### WHAT IS EXPECTED
Copy everything in the records exactly; the pictures stay out.

### INPUT DATA
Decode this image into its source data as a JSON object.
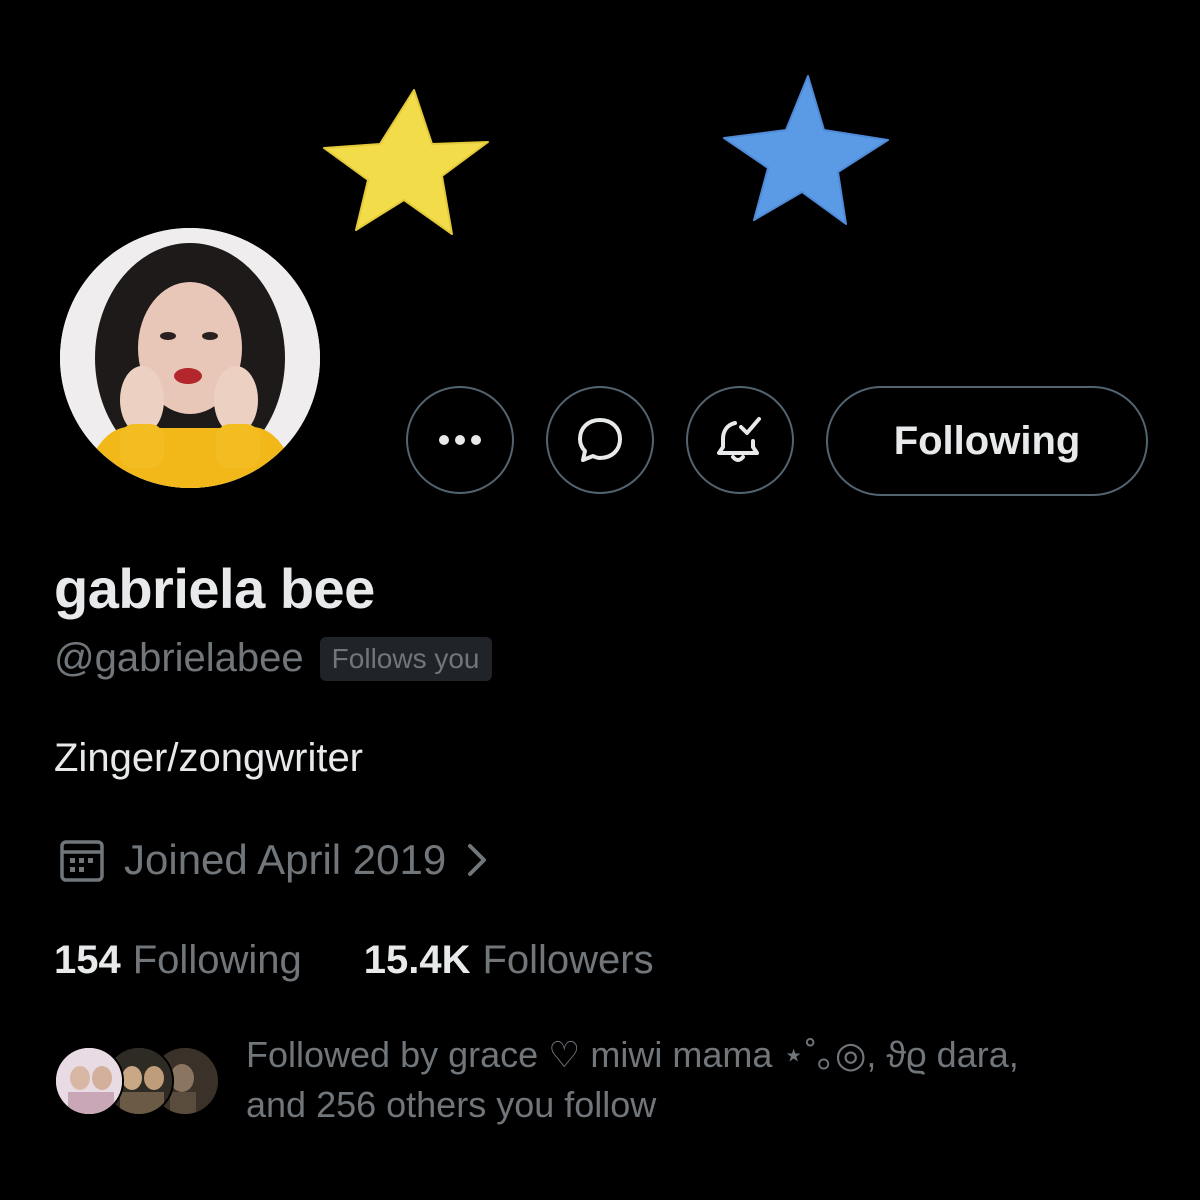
{
  "profile": {
    "display_name": "gabriela bee",
    "handle": "@gabrielabee",
    "follows_you_badge": "Follows you",
    "bio": "Zinger/zongwriter",
    "joined": "Joined April 2019"
  },
  "actions": {
    "more_icon": "more-dots-icon",
    "message_icon": "message-bubble-icon",
    "notifications_icon": "bell-check-icon",
    "follow_label": "Following"
  },
  "stats": {
    "following_count": "154",
    "following_label": "Following",
    "followers_count": "15.4K",
    "followers_label": "Followers"
  },
  "followed_by": {
    "line1": "Followed by grace ♡ miwi mama ⋆˚｡◎, ϑϱ dara,",
    "line2": "and 256 others you follow"
  },
  "colors": {
    "background": "#000000",
    "text_primary": "#e7e9ea",
    "text_secondary": "#71767b",
    "border": "#536471",
    "badge_bg": "#202327",
    "star_yellow": "#f2dc4a",
    "star_blue": "#5b9be6"
  }
}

### SOLVED PROBLEM
Decode this image into its source data as a JSON object.
{
  "profile": {
    "display_name": "gabriela bee",
    "handle": "@gabrielabee",
    "follows_you_badge": "Follows you",
    "bio": "Zinger/zongwriter",
    "joined": "Joined April 2019"
  },
  "actions": {
    "more_icon": "more-dots-icon",
    "message_icon": "message-bubble-icon",
    "notifications_icon": "bell-check-icon",
    "follow_label": "Following"
  },
  "stats": {
    "following_count": "154",
    "following_label": "Following",
    "followers_count": "15.4K",
    "followers_label": "Followers"
  },
  "followed_by": {
    "line1": "Followed by grace ♡ miwi mama ⋆˚｡◎, ϑϱ dara,",
    "line2": "and 256 others you follow"
  },
  "colors": {
    "background": "#000000",
    "text_primary": "#e7e9ea",
    "text_secondary": "#71767b",
    "border": "#536471",
    "badge_bg": "#202327",
    "star_yellow": "#f2dc4a",
    "star_blue": "#5b9be6"
  }
}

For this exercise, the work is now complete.